Saturday, October 8, 2016

A Pony Hackamore

What fun to make a small-Trad-scale hackamore out of what basically were leftovers!  When you want a little freshening up, try a different scale... 

This hackamore is neither for my next book nor for the Lottery.  (The last Lottery winner's piece, a big parade saddle, is percolating along; we figured out the border silver this week.)  This hackamore is a little treat I gave myself in between larger projects.  Its starting point was a leftover fiador (from 2012) and an old mecate.  I found the mecate dates to 2000 - 2001;  it really is 15 years old.  (I made very few in this style.)  The bosal core had been hanging around a few years; I tend to make these basic parts in batches.  But the impending freedom of no more Lottery winners was a real spark... and the presence of all my CollectAs!  whispering:  smaller, smaller, smaller -!!

Both the fiador and the mecate had been put aside as too short.  Why not make a Stone-Pony-size working hackamore?  All I had to do was finish the bosal, put a tail and tassel on the mecate, and come up with a headstall hanger. 

It was more of a struggle than I care to admit, to put a tassel button on the mecate and finish out the tail (quirt).  I was rusty.  It took a few days (Sept 23 - 25).
The bosal was another struggle.  Normally I don't like arrow-shaped color interweaves on the side buttons; but with the smaller size, nothing else looked remotely as good.

I can't seem to leave well enough alone, and experimented with using leather for the core of the heel knot.  It seemed like such a good idea; leather can be easily glued and cut to shape.  But again in the mysterious way of miniature materials behaving differently at these scales, a leather core was wiggly and softer than I wanted.  I should have wired the sides first.  Ah well, lessons learned, and it came out OK.
There is a domed Rio Ronco concho nailed onto the heel end with a pin, an idea from the big guys.

My original plan was to make a flat-braid-decorated headstall.  Braided buttons are my love, after all.  But the fact that most working (training) bosal hackamores have very plain hangers put a crimp in that idea.  Fresh from Ricky's Bridle, the slit-braided headstall base was easy.

But after I'd put in a couple of forehead tassels and a single silver buckle (cast & plated Rio Rondo) with a braided keeper... ... it looked Done.  At this point, unable to resist, I assembled everything.  Lightly decorated?!  You bet!
  My PhotoShopping isn't consistent; this is what the pony looks like without any red.
Now for any & all resincasts I could come up with who fitted!!
This beautiful Arab pony, Sumara by Sommer Prosser, was finished for me (as Poker Joe) by Liz Bouras.
 The headstall just fits under the forelock.  On this hackamore the throatlatch has to be tied, and a pair of pliers helps immensely. 
I love the look in her eye!
This one is Maxixe (p. max-SEE-shay), the Criollo sculpted by Morgen Kilbourn.  Here is where things really started to look good.  Perhaps it's his Spanish blood.
The bosal is slightly curved, to reflect the pressures of the headstall pulling it up and the reins/mecate/heel knot pulling it down.  Forgive the background.
Amazing how well trained he is...

The hackamore will be offered at auction as soon as I can, probably Auction Barn.
Thanks for reading!


  1. Beautiful work, as always.
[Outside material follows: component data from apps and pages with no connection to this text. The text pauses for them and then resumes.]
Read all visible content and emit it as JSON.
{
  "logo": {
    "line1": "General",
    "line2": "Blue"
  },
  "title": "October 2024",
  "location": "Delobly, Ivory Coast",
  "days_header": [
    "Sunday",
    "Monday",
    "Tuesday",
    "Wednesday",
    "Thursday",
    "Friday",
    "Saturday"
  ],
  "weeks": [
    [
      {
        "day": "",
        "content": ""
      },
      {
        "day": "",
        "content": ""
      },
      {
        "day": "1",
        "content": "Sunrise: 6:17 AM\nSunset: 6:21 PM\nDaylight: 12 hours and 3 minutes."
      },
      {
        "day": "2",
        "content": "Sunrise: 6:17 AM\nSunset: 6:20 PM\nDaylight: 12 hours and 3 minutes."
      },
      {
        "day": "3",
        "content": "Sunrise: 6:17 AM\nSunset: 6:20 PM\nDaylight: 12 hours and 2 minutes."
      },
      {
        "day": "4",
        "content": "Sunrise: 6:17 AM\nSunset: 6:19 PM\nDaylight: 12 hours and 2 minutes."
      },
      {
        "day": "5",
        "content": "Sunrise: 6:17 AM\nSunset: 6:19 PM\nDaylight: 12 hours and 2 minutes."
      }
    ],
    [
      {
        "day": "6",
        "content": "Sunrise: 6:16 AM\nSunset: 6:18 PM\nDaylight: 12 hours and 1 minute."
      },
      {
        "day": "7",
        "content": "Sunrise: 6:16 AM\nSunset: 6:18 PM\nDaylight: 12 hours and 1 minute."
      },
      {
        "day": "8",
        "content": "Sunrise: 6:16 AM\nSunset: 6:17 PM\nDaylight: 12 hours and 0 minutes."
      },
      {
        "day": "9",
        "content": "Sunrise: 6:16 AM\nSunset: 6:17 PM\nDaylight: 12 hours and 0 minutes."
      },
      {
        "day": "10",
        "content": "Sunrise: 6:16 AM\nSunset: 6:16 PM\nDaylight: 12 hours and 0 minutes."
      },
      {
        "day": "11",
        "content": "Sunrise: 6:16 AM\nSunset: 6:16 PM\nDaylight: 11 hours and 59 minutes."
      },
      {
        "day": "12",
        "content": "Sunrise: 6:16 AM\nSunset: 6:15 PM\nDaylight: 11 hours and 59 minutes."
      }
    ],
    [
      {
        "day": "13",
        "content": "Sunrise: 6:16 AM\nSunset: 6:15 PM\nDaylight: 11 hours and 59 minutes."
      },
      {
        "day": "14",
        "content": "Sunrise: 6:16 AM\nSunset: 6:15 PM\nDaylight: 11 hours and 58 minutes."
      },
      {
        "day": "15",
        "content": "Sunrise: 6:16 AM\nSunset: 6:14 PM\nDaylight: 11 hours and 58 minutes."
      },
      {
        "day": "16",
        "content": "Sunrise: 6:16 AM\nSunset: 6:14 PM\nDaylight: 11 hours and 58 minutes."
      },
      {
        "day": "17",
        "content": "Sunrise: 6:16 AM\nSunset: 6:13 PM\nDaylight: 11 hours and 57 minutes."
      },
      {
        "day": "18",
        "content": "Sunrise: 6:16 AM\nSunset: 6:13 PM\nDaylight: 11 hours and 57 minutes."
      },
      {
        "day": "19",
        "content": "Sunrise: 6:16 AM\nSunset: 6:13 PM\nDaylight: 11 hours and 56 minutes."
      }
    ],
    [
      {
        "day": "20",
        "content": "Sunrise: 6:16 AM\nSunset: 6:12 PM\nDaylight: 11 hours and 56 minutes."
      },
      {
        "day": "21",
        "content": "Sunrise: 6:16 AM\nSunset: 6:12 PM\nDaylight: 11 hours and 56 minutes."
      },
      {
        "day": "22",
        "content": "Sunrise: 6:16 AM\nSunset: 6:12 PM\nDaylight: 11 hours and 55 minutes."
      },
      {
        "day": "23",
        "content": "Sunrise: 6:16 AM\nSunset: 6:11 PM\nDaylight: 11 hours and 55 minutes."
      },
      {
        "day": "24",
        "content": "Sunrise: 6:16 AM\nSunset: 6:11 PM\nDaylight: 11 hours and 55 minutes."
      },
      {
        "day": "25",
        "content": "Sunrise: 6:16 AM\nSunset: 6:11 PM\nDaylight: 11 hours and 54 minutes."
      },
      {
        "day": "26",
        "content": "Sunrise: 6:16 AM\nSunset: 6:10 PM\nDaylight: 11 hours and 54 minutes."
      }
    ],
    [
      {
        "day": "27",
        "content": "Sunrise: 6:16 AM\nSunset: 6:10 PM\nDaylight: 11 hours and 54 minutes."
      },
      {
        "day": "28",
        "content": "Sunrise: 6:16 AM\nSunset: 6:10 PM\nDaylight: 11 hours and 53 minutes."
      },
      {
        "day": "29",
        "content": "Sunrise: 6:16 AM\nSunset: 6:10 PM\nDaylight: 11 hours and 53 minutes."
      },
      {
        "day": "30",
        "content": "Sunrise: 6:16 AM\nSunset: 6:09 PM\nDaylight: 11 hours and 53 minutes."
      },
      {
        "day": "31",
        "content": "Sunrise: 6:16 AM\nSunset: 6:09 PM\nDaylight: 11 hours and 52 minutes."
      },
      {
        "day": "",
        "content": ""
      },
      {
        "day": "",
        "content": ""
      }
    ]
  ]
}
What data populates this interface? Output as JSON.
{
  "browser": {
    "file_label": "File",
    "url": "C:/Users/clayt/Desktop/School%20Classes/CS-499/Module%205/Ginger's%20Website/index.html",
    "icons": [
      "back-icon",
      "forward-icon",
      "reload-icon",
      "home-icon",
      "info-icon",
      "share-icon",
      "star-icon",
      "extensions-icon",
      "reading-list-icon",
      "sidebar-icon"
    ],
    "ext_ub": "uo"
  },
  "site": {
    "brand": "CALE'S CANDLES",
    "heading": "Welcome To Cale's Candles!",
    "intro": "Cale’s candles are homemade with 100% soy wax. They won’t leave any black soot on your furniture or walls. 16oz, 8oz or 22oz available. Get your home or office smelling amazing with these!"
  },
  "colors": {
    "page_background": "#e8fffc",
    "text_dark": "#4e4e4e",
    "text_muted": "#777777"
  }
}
It's always great to be able to reuse something that "didn't turn out" as a part of something else, especially when so much work has gone into it. Awesome! :)

  2. That looks really good on Maxixe. I especially like the throatlatch piece on this one, it brings the whole thing together.